<<<<
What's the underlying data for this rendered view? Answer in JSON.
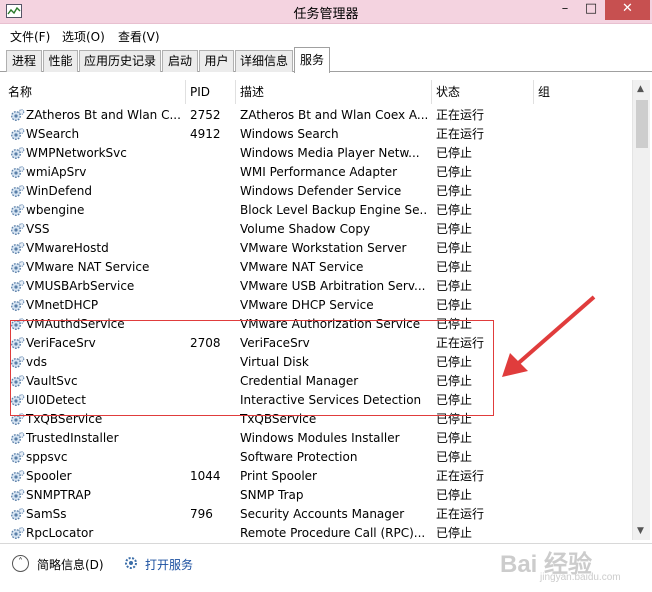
{
  "window": {
    "title": "任务管理器"
  },
  "menu": [
    "文件(F)",
    "选项(O)",
    "查看(V)"
  ],
  "tabs": [
    "进程",
    "性能",
    "应用历史记录",
    "启动",
    "用户",
    "详细信息",
    "服务"
  ],
  "columns": {
    "name": "名称",
    "pid": "PID",
    "desc": "描述",
    "status": "状态",
    "group": "组"
  },
  "rows": [
    {
      "name": "ZAtheros Bt and Wlan C...",
      "pid": "2752",
      "desc": "ZAtheros Bt and Wlan Coex A...",
      "status": "正在运行"
    },
    {
      "name": "WSearch",
      "pid": "4912",
      "desc": "Windows Search",
      "status": "正在运行"
    },
    {
      "name": "WMPNetworkSvc",
      "pid": "",
      "desc": "Windows Media Player Netw...",
      "status": "已停止"
    },
    {
      "name": "wmiApSrv",
      "pid": "",
      "desc": "WMI Performance Adapter",
      "status": "已停止"
    },
    {
      "name": "WinDefend",
      "pid": "",
      "desc": "Windows Defender Service",
      "status": "已停止"
    },
    {
      "name": "wbengine",
      "pid": "",
      "desc": "Block Level Backup Engine Se...",
      "status": "已停止"
    },
    {
      "name": "VSS",
      "pid": "",
      "desc": "Volume Shadow Copy",
      "status": "已停止"
    },
    {
      "name": "VMwareHostd",
      "pid": "",
      "desc": "VMware Workstation Server",
      "status": "已停止"
    },
    {
      "name": "VMware NAT Service",
      "pid": "",
      "desc": "VMware NAT Service",
      "status": "已停止"
    },
    {
      "name": "VMUSBArbService",
      "pid": "",
      "desc": "VMware USB Arbitration Serv...",
      "status": "已停止"
    },
    {
      "name": "VMnetDHCP",
      "pid": "",
      "desc": "VMware DHCP Service",
      "status": "已停止"
    },
    {
      "name": "VMAuthdService",
      "pid": "",
      "desc": "VMware Authorization Service",
      "status": "已停止"
    },
    {
      "name": "VeriFaceSrv",
      "pid": "2708",
      "desc": "VeriFaceSrv",
      "status": "正在运行"
    },
    {
      "name": "vds",
      "pid": "",
      "desc": "Virtual Disk",
      "status": "已停止"
    },
    {
      "name": "VaultSvc",
      "pid": "",
      "desc": "Credential Manager",
      "status": "已停止"
    },
    {
      "name": "UI0Detect",
      "pid": "",
      "desc": "Interactive Services Detection",
      "status": "已停止"
    },
    {
      "name": "TxQBService",
      "pid": "",
      "desc": "TxQBService",
      "status": "已停止"
    },
    {
      "name": "TrustedInstaller",
      "pid": "",
      "desc": "Windows Modules Installer",
      "status": "已停止"
    },
    {
      "name": "sppsvc",
      "pid": "",
      "desc": "Software Protection",
      "status": "已停止"
    },
    {
      "name": "Spooler",
      "pid": "1044",
      "desc": "Print Spooler",
      "status": "正在运行"
    },
    {
      "name": "SNMPTRAP",
      "pid": "",
      "desc": "SNMP Trap",
      "status": "已停止"
    },
    {
      "name": "SamSs",
      "pid": "796",
      "desc": "Security Accounts Manager",
      "status": "正在运行"
    },
    {
      "name": "RpcLocator",
      "pid": "",
      "desc": "Remote Procedure Call (RPC)...",
      "status": "已停止"
    }
  ],
  "footer": {
    "less_details": "简略信息(D)",
    "open_services": "打开服务"
  },
  "watermark": {
    "main": "Bai 经验",
    "sub": "jingyan.baidu.com"
  },
  "colors": {
    "titlebar": "#f4d3e0",
    "close_button": "#c75050",
    "highlight": "#e03c3c",
    "link": "#1a4fa0"
  }
}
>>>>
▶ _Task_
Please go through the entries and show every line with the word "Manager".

▶ _Result_
      "desc": "Credential Manager",
      "desc": "Security Accounts Manager",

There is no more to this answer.